§ EXERCISE GOAL:
If a line in the data below contains "label", copy it.

§ MATERIAL SHOWN:

====

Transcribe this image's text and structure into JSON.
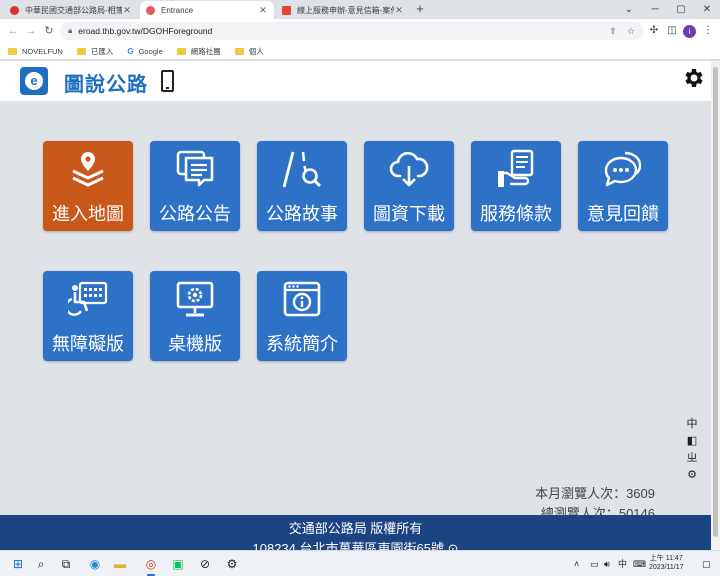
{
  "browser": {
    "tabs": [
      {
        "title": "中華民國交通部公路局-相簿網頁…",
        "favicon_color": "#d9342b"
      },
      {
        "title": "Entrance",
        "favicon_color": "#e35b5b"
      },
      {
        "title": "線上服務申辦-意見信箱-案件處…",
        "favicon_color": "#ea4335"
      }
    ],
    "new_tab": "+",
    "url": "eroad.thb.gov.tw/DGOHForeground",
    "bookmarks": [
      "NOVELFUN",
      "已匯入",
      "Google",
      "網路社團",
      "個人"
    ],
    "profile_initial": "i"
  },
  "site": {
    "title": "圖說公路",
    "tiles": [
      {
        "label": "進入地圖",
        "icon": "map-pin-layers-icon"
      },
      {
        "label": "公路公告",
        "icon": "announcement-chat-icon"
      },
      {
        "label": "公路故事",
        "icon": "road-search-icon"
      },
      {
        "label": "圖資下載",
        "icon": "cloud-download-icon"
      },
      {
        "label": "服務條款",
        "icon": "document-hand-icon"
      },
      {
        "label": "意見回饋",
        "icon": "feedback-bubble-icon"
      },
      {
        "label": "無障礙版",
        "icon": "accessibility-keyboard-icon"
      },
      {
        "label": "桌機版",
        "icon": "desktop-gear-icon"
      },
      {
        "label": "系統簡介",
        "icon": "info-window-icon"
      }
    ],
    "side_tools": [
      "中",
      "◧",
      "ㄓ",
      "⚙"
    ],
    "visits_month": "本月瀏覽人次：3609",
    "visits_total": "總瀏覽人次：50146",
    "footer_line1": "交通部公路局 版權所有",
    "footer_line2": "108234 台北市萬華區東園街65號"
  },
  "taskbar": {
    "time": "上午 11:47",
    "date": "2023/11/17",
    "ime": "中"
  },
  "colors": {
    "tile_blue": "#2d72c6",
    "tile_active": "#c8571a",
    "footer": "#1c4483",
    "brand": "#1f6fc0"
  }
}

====

§ RESULT:
        "label": "進入地圖",
        "label": "公路公告",
        "label": "公路故事",
        "label": "圖資下載",
        "label": "服務條款",
        "label": "意見回饋",
        "label": "無障礙版",
        "label": "桌機版",
        "label": "系統簡介",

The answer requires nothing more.